I n 1898 Mary Evelena and William F. Cochran, Sr. purchased the home at 1411 North Lawrence. William, Sr., or "Fritz" as he was known, was the General Manager and Advertising Manager of Rorabaugh Dry Goods. He and his wife had one son, William F. Cochran, Jr. In 1928, Mary Evelena's sister, Alice and brother-in-law, Claude Byrd, Sr., joined Fritz in opening a funeral home. Mrs. Cochran and Fritz decided to remodel their 1896 Victorian home and Byrd-Cochran Mortuary was born.
Apparently it was not an easy endeavor. Family folklore says Mrs. Cochran required the contractor to build the walls around the existing windows and doors of the home, as she was not convinced that the mortuary was as viable an idea as the others. Thus, she wanted to ensure that she could put her home back together. The Cochrans had the second floor converted into an apartment for themselves while tending to the bereaved on the main floor.

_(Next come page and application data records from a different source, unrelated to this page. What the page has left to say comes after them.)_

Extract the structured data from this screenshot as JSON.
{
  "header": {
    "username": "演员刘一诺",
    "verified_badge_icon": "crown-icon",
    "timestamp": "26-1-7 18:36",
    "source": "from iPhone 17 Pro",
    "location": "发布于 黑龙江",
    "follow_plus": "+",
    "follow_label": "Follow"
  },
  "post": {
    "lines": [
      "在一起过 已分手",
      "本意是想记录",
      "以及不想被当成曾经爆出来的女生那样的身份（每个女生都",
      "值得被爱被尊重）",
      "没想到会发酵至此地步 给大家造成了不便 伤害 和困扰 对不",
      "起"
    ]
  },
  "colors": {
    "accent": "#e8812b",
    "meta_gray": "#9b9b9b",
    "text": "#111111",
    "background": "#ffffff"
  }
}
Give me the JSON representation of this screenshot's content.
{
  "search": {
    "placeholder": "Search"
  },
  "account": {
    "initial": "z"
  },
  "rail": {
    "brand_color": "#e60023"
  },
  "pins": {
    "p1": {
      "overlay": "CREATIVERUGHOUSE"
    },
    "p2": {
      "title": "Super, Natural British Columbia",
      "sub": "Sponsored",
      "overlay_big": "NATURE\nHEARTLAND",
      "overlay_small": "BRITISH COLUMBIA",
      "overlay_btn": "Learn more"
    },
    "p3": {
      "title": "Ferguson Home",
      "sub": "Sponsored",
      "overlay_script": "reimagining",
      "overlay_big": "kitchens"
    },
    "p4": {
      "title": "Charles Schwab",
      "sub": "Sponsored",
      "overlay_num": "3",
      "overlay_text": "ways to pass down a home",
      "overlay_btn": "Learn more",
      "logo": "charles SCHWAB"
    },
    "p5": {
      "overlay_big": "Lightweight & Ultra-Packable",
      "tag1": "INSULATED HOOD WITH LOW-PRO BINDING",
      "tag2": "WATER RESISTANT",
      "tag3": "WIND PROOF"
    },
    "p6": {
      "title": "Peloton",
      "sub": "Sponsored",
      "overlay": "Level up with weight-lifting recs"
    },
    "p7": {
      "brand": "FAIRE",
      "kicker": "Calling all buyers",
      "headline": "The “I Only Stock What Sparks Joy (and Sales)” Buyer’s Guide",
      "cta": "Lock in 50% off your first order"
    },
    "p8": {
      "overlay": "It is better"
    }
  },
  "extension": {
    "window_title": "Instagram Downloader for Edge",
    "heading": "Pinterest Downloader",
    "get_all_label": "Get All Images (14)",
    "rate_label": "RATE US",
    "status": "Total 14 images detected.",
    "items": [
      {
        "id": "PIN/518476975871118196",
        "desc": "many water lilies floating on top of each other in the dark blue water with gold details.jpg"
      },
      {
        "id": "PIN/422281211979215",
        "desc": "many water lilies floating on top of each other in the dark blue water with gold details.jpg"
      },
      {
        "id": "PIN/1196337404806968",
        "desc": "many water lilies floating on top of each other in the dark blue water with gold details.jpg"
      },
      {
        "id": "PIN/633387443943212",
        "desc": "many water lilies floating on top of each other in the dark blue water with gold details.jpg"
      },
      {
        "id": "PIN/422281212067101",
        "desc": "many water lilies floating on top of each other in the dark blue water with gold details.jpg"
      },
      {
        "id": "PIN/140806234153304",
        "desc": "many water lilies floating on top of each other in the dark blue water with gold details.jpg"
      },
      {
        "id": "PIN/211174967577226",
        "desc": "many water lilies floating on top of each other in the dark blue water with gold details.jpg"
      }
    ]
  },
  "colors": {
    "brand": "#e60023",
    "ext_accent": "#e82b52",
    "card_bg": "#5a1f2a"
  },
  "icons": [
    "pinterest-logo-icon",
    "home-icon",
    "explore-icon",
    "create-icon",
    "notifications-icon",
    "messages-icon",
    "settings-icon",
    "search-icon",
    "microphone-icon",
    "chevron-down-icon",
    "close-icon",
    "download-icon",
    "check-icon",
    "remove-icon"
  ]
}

Fritz's son, William F. Cochran, Jr. "Fred" and his wife Valma decided to join in the family business. This seemed natural, their connection to the Mortuary was so strong, they were married in the doorway of the chapel (Now Staterooms A, B and C.). They had one son, William F. Cochran, III.
During his career at Cochran Mortuary, Fred began an ambulance service. In that day and age, before EMS, it was common for the local funeral homes to operate an ambulance service as well. Still today, the Cochran family meet people who say they met Fred years ago while he was driving ambulances.
During the years of World War II, staff shortages and rations to support the war effort forced the family to take some unusual measures. Valma Cochran, Fred's wife, enrolled at the St. Louis College of Mortuary Science, earned a degree and became one of the first female funeral directors and embalmers licensed in the State of Kansas. Fred died in 1950 after a brief illness. Fred's son, William F. Cochran, III, attended Wichita University (now Wichita State University) and West Point Military Acadamy. After an illness in his second year at West Point, he enrolled in the St. Louis College and became the third generation of the family to become a funeral director and embalmer. Bill was married to Margaret Whitmer and together they had two daughters, Karen and Terri.